New independent chair appointed for Bristol’s Race Equality Commission: Olivette

03 Jun 2020

Democracy and Engagement

New independent chair appointed for Bristol’s Race Equality Commission

Professor of the History of Slavery at the University of Bristol, Olivette Otele, has been appointed Chair for Bristol's Race Equality Commission

Bristol’s Commission on Race Equality (CoRE) have appointed Professor Olivette Otele as their new independent chair to take forward the city’s aspirations in diversity and inclusion and to challenge the history of disadvantage that has been experienced by ethnic minorities in the city.

Professor Otele, Professor of the History of Slavery at the University of Bristol, was appointed by Marvin Rees, Mayor of Bristol.

Professor Otele is the first Black woman in the UK to be appointed to a Professorial Chair in History and a Vice President of the Royal Historical Society.

The Mayor established CoRE as a Mayoral commission in 2018, sitting alongside the Womens’ Commission which also has a city-wide remit.

A report by race equality think tank, the Runnymede Trust in 2017 stated that “Ethnic minorities in Bristol experience greater disadvantage than in England and Wales as a whole in education and employment and this is particularly so for Black African people”. 

Professor Judith Squires, Deputy Vice-Chancellor at the University of Bristol stated:
‘I’m really pleased to see Professor Olivette Otele taking up this role.  She brings significant relevant academic expertise to the work of the Commission and I know she will be an excellent Chair, providing inclusive leadership on this crucially important agenda.  I’m glad that her appointment will further cement the University’s role at the heart of the debates about racial equality in the city.”

Mayor of Bristol Marvin Rees said:
“I am delighted to announce the appointment of Olivette as independent chair of CoRE. Together with city leaders across our local black and minority communities the commission has worked hard to address issues of racial disparities and inequalities in the city. I would like to thank Olivette’s predecessors, Desmond Brown, Sandra Gordon and Veron Dowdy, whose leadership of the commission has delivered many greater opportunities to work together in the pursuit of race equality across all communities. Olivette too is a recognised race equalities leader and I look forward to working with her, as I know other city leaders are, to ensure that Bristol can fulfil its potential.”

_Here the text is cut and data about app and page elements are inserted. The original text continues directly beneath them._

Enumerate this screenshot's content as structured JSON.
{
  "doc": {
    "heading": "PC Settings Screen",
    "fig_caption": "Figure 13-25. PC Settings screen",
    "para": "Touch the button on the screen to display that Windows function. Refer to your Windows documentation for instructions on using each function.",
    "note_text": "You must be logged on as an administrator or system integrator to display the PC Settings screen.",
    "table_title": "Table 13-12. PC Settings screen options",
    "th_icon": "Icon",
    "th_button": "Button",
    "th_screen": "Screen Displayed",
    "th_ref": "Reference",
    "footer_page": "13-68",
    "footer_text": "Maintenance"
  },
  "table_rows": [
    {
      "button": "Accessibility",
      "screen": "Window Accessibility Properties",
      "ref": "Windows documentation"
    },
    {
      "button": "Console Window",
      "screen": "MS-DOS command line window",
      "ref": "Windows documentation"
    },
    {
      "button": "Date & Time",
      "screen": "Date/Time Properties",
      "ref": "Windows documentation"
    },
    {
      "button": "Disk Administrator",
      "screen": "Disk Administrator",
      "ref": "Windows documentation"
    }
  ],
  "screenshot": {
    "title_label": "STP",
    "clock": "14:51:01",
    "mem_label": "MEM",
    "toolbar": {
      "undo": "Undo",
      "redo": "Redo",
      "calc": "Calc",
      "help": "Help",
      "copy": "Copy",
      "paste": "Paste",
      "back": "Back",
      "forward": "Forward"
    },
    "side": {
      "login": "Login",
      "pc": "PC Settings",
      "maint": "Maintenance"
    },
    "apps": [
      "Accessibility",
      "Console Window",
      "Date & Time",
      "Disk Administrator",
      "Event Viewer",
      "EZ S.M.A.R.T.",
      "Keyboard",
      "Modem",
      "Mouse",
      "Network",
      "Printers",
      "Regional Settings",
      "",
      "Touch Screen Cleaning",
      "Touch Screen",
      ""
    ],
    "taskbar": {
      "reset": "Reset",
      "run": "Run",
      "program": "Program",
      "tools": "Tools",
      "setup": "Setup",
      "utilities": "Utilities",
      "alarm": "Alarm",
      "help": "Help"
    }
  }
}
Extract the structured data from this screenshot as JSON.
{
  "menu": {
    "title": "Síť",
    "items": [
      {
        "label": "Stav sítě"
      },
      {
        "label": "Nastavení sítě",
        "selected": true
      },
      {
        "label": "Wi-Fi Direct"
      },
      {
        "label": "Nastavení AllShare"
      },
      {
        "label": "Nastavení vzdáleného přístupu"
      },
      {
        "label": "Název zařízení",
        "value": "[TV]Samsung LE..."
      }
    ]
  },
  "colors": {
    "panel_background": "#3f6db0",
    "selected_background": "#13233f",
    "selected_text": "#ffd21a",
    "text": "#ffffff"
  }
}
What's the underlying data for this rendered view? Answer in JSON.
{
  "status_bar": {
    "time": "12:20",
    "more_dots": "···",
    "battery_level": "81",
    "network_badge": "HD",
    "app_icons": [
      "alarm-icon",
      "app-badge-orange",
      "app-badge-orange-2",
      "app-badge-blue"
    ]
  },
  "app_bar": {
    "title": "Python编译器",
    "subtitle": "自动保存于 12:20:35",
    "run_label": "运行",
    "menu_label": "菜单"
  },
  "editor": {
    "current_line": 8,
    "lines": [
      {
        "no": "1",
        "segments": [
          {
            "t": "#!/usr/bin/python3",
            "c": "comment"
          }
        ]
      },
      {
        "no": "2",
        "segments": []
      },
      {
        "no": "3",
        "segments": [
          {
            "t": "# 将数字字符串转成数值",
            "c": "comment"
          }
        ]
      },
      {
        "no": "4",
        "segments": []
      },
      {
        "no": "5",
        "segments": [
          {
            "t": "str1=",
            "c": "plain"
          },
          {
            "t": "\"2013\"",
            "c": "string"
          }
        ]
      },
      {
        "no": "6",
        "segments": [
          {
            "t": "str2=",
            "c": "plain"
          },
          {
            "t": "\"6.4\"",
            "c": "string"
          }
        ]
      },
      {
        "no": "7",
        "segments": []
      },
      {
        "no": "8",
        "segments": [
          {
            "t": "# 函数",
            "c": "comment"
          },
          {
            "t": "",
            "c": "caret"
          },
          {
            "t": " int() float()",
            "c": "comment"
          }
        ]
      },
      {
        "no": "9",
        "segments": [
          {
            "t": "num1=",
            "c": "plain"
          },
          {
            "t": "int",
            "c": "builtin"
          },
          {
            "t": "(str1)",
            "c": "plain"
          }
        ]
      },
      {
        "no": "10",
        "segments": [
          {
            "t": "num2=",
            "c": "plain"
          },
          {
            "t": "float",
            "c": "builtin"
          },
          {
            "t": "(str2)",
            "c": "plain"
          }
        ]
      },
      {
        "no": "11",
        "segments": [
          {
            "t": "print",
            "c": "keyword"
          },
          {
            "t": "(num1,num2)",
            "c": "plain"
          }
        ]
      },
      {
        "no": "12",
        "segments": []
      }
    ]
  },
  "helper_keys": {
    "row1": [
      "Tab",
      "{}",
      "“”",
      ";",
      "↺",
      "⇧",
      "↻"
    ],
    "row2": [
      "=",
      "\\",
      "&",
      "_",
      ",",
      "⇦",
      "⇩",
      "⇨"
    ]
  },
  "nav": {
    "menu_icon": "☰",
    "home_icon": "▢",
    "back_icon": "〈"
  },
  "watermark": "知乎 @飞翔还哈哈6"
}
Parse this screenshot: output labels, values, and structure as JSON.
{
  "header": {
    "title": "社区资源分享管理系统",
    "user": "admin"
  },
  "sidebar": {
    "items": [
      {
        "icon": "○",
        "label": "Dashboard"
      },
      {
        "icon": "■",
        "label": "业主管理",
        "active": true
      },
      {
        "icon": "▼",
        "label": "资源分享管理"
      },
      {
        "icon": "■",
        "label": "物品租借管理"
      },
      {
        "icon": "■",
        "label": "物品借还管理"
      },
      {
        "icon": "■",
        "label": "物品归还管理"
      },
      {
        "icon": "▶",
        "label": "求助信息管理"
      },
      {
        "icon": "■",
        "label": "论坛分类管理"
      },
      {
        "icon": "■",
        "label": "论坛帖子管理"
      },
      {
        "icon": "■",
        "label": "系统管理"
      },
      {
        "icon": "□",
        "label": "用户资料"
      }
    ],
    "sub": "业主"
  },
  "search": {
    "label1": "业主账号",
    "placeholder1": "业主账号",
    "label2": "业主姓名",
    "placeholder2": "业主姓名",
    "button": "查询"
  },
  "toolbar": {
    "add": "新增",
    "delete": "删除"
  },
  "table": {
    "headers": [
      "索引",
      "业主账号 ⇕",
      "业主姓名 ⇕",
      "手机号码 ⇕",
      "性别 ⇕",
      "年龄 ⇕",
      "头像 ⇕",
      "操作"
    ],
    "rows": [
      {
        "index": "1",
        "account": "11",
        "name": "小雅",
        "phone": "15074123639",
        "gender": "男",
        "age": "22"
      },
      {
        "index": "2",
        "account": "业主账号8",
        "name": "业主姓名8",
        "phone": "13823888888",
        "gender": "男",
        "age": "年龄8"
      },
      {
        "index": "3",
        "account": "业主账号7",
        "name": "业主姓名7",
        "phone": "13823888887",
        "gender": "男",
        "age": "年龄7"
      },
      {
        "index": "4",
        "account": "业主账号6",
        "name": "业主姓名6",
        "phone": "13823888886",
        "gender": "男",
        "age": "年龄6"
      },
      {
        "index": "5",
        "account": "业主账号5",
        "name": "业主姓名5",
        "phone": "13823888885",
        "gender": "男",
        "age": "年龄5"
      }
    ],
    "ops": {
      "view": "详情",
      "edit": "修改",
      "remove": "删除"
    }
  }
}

Professor Otele said:
“I am looking forward to working with CoRE’s commissioners, local communities and key partners in the city and feel very honoured to be appointed to this post. We all know the disproportionate impacts that the coronavirus pandemic has had on BAME communities nationally and locally. Tackling racial inequalities will be of benefit for all communities and CoRE has a critical role to play in this regard”. 

Professor Otele begins her role on an unpaid basis.